» **EXERCISE REQUIREMENTS**:
Whatever the records contain, reproduce all of them exactly.

» **LISTED ENTRIES**:

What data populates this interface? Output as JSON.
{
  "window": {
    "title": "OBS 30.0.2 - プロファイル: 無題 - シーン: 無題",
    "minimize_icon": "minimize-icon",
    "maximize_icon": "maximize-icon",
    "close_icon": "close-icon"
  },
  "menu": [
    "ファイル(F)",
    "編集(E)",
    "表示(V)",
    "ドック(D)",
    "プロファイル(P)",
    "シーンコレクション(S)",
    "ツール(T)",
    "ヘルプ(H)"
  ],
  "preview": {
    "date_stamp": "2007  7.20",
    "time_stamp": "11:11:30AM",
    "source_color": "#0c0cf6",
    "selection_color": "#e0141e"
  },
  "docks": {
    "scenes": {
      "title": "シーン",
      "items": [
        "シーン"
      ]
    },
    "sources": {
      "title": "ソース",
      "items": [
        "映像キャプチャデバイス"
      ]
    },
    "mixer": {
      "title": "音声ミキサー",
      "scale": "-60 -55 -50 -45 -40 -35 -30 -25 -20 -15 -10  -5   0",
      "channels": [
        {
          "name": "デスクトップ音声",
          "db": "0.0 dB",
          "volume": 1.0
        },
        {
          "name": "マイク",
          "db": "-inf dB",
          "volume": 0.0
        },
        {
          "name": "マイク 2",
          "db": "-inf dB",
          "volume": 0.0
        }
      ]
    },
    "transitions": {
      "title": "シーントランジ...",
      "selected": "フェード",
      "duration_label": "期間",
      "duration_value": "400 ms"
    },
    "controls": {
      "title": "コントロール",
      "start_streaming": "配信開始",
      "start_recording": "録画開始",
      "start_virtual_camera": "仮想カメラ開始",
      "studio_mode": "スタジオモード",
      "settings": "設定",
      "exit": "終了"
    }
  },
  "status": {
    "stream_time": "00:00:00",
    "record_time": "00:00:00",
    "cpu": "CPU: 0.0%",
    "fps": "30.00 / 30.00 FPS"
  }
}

» **OUTPUT**:
What data populates this interface? Output as JSON.
{
  "window": {
    "title": "OBS 30.0.2 - プロファイル: 無題 - シーン: 無題",
    "minimize_icon": "minimize-icon",
    "maximize_icon": "maximize-icon",
    "close_icon": "close-icon"
  },
  "menu": [
    "ファイル(F)",
    "編集(E)",
    "表示(V)",
    "ドック(D)",
    "プロファイル(P)",
    "シーンコレクション(S)",
    "ツール(T)",
    "ヘルプ(H)"
  ],
  "preview": {
    "date_stamp": "2007  7.20",
    "time_stamp": "11:11:30AM",
    "source_color": "#0c0cf6",
    "selection_color": "#e0141e"
  },
  "docks": {
    "scenes": {
      "title": "シーン",
      "items": [
        "シーン"
      ]
    },
    "sources": {
      "title": "ソース",
      "items": [
        "映像キャプチャデバイス"
      ]
    },
    "mixer": {
      "title": "音声ミキサー",
      "scale": "-60 -55 -50 -45 -40 -35 -30 -25 -20 -15 -10  -5   0",
      "channels": [
        {
          "name": "デスクトップ音声",
          "db": "0.0 dB",
          "volume": 1.0
        },
        {
          "name": "マイク",
          "db": "-inf dB",
          "volume": 0.0
        },
        {
          "name": "マイク 2",
          "db": "-inf dB",
          "volume": 0.0
        }
      ]
    },
    "transitions": {
      "title": "シーントランジ...",
      "selected": "フェード",
      "duration_label": "期間",
      "duration_value": "400 ms"
    },
    "controls": {
      "title": "コントロール",
      "start_streaming": "配信開始",
      "start_recording": "録画開始",
      "start_virtual_camera": "仮想カメラ開始",
      "studio_mode": "スタジオモード",
      "settings": "設定",
      "exit": "終了"
    }
  },
  "status": {
    "stream_time": "00:00:00",
    "record_time": "00:00:00",
    "cpu": "CPU: 0.0%",
    "fps": "30.00 / 30.00 FPS"
  }
}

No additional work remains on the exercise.